**TASK PROMPT:** The records below need to be repeated exactly, though not their pictures.

◆ ◆ ◆ ◆ ◆

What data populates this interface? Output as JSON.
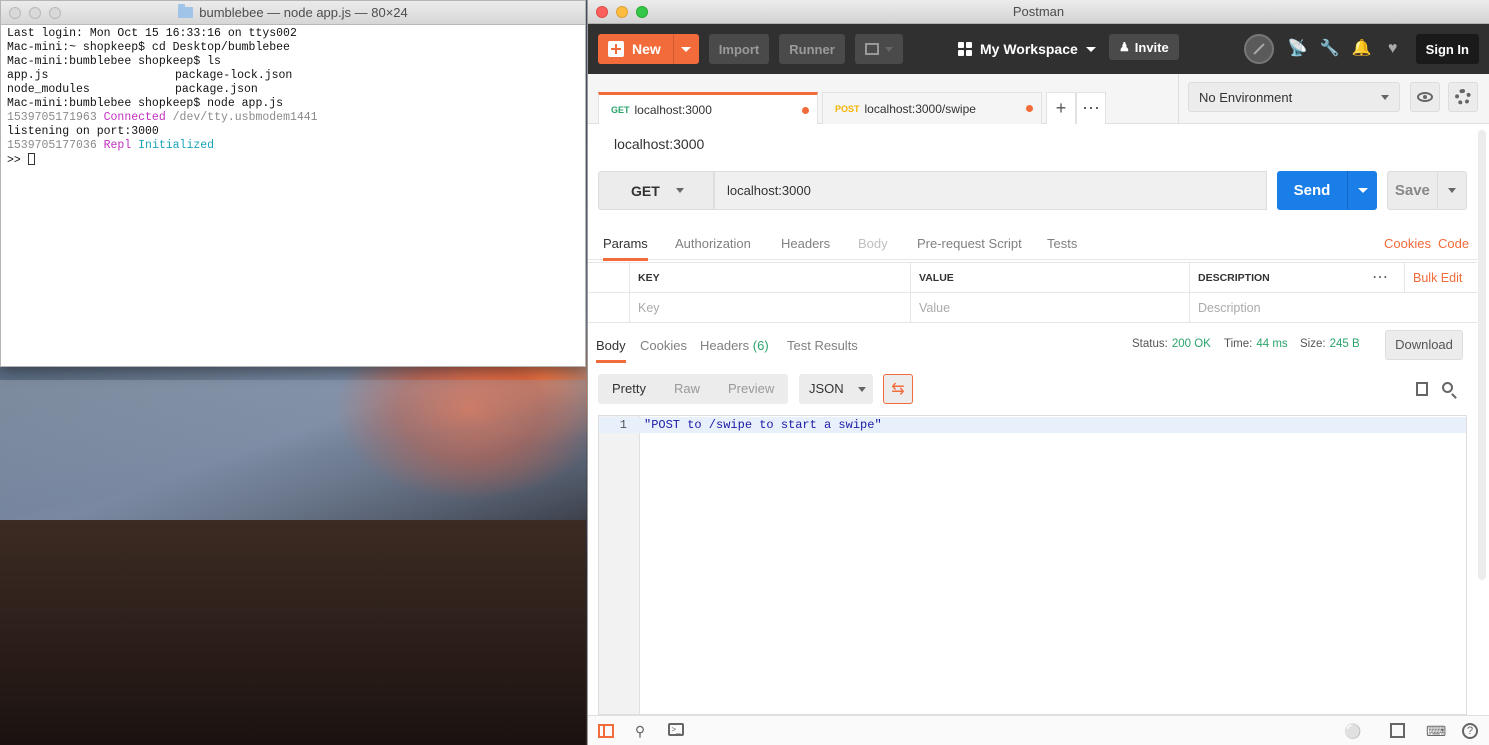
{
  "terminal": {
    "title": "bumblebee — node app.js — 80×24",
    "lines": {
      "l1": "Last login: Mon Oct 15 16:33:16 on ttys002",
      "l2": "Mac-mini:~ shopkeep$ cd Desktop/bumblebee",
      "l3": "Mac-mini:bumblebee shopkeep$ ls",
      "l4a": "app.js",
      "l4b": "package-lock.json",
      "l5a": "node_modules",
      "l5b": "package.json",
      "l6": "Mac-mini:bumblebee shopkeep$ node app.js",
      "l7ts": "1539705171963",
      "l7kw": "Connected",
      "l7rest": "/dev/tty.usbmodem1441",
      "l8": "listening on port:3000",
      "l9ts": "1539705177036",
      "l9kw": "Repl",
      "l9rest": "Initialized",
      "prompt": ">>"
    }
  },
  "postman": {
    "title": "Postman",
    "header": {
      "new_label": "New",
      "import_label": "Import",
      "runner_label": "Runner",
      "workspace_label": "My Workspace",
      "invite_label": "Invite",
      "signin_label": "Sign In"
    },
    "tabs": [
      {
        "method": "GET",
        "label": "localhost:3000"
      },
      {
        "method": "POST",
        "label": "localhost:3000/swipe"
      }
    ],
    "environment": "No Environment",
    "request_name": "localhost:3000",
    "request": {
      "method": "GET",
      "url": "localhost:3000",
      "send_label": "Send",
      "save_label": "Save"
    },
    "request_tabs": {
      "params": "Params",
      "authorization": "Authorization",
      "headers": "Headers",
      "body": "Body",
      "prerequest": "Pre-request Script",
      "tests": "Tests",
      "cookies": "Cookies",
      "code": "Code"
    },
    "params_table": {
      "key_header": "KEY",
      "value_header": "VALUE",
      "description_header": "DESCRIPTION",
      "bulk_edit": "Bulk Edit",
      "key_placeholder": "Key",
      "value_placeholder": "Value",
      "description_placeholder": "Description"
    },
    "response_tabs": {
      "body": "Body",
      "cookies": "Cookies",
      "headers": "Headers",
      "headers_count": "(6)",
      "test_results": "Test Results"
    },
    "response_status": {
      "status_label": "Status:",
      "status_value": "200 OK",
      "time_label": "Time:",
      "time_value": "44 ms",
      "size_label": "Size:",
      "size_value": "245 B",
      "download_label": "Download"
    },
    "format": {
      "pretty": "Pretty",
      "raw": "Raw",
      "preview": "Preview",
      "language": "JSON"
    },
    "response_body": {
      "line_number": "1",
      "content": "\"POST to /swipe to start a swipe\""
    },
    "colors": {
      "accent": "#f26b3a",
      "send": "#1a7ee8",
      "success": "#2aa36b"
    }
  }
}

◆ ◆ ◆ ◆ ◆

**SOLUTION FOR THIS TASK:**
What data populates this interface? Output as JSON.
{
  "terminal": {
    "title": "bumblebee — node app.js — 80×24",
    "lines": {
      "l1": "Last login: Mon Oct 15 16:33:16 on ttys002",
      "l2": "Mac-mini:~ shopkeep$ cd Desktop/bumblebee",
      "l3": "Mac-mini:bumblebee shopkeep$ ls",
      "l4a": "app.js",
      "l4b": "package-lock.json",
      "l5a": "node_modules",
      "l5b": "package.json",
      "l6": "Mac-mini:bumblebee shopkeep$ node app.js",
      "l7ts": "1539705171963",
      "l7kw": "Connected",
      "l7rest": "/dev/tty.usbmodem1441",
      "l8": "listening on port:3000",
      "l9ts": "1539705177036",
      "l9kw": "Repl",
      "l9rest": "Initialized",
      "prompt": ">>"
    }
  },
  "postman": {
    "title": "Postman",
    "header": {
      "new_label": "New",
      "import_label": "Import",
      "runner_label": "Runner",
      "workspace_label": "My Workspace",
      "invite_label": "Invite",
      "signin_label": "Sign In"
    },
    "tabs": [
      {
        "method": "GET",
        "label": "localhost:3000"
      },
      {
        "method": "POST",
        "label": "localhost:3000/swipe"
      }
    ],
    "environment": "No Environment",
    "request_name": "localhost:3000",
    "request": {
      "method": "GET",
      "url": "localhost:3000",
      "send_label": "Send",
      "save_label": "Save"
    },
    "request_tabs": {
      "params": "Params",
      "authorization": "Authorization",
      "headers": "Headers",
      "body": "Body",
      "prerequest": "Pre-request Script",
      "tests": "Tests",
      "cookies": "Cookies",
      "code": "Code"
    },
    "params_table": {
      "key_header": "KEY",
      "value_header": "VALUE",
      "description_header": "DESCRIPTION",
      "bulk_edit": "Bulk Edit",
      "key_placeholder": "Key",
      "value_placeholder": "Value",
      "description_placeholder": "Description"
    },
    "response_tabs": {
      "body": "Body",
      "cookies": "Cookies",
      "headers": "Headers",
      "headers_count": "(6)",
      "test_results": "Test Results"
    },
    "response_status": {
      "status_label": "Status:",
      "status_value": "200 OK",
      "time_label": "Time:",
      "time_value": "44 ms",
      "size_label": "Size:",
      "size_value": "245 B",
      "download_label": "Download"
    },
    "format": {
      "pretty": "Pretty",
      "raw": "Raw",
      "preview": "Preview",
      "language": "JSON"
    },
    "response_body": {
      "line_number": "1",
      "content": "\"POST to /swipe to start a swipe\""
    },
    "colors": {
      "accent": "#f26b3a",
      "send": "#1a7ee8",
      "success": "#2aa36b"
    }
  }
}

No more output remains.